Lorblanchet, Michel. 2018. General introduction to the research at Dampier. In Archaeology and Petroglyphs of Dampier (Western Australia), an Archaeological Investigation of Skew Valley and Gum Tree Valley, ed. Graeme K. Ward and Ken Mulvaney, chapter 1, pp. 47–58. Technical Reports of the Australian Museum, Online 27: 1–690.
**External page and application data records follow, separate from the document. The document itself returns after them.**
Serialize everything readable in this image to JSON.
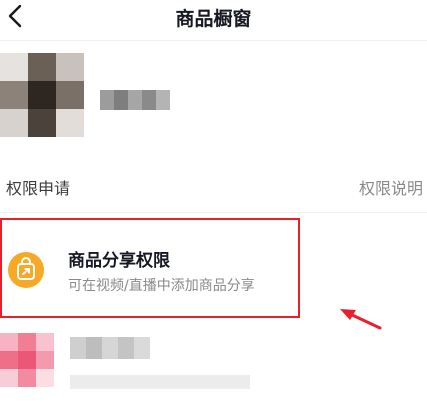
{
  "nav": {
    "title": "商品橱窗",
    "back_icon": "chevron-left-icon"
  },
  "profile": {
    "avatar": "pixelated-avatar",
    "nickname": "pixelated-nickname"
  },
  "section": {
    "label": "权限申请",
    "link": "权限说明"
  },
  "permission_card": {
    "icon": "shopping-bag-share-icon",
    "title": "商品分享权限",
    "description": "可在视频/直播中添加商品分享",
    "highlight_color": "#e8202b",
    "icon_color": "#f7a824"
  },
  "annotation": {
    "arrow_color": "#e8202b"
  },
  "next_item": {
    "icon": "pixelated-icon"
  }
}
[Excerpt] [The author’s] research area is Dampier Island on the coast of Western Australia, 8 km southwest of the township of Dampier built in 1965. It is part of the Dampier archipelago, and is also known as ‘Dampier Peninsula’ or ‘Burrup Peninsula’ (Fig. 1.1). Dampier Island is the largest island in the Dampier archipelago; it is a rugged, hilly and rocky stretch of land. The northern part faces the open sea and East Middle and West Middle Intercourse islands. The southern part is orientated towards the wide mudflats of Fenner Creek, Click Creek and Lewis Creek. In 1968, these mudflats were transformed into solar salt fields by the Dampier Salt Company. Today causeways cross these salt fields to link Dampier Island to the mainland. Most of Dampier Island is surrounded by a narrow belt of mangroves. …
Please note: Aboriginal and Torres Strait Islander people should be aware that this publication may relate to religious beliefs, death, burial practices or initiation ceremonies and rites; or it may contain images or names of deceased persons or images that may be regarded as unsuitable for children.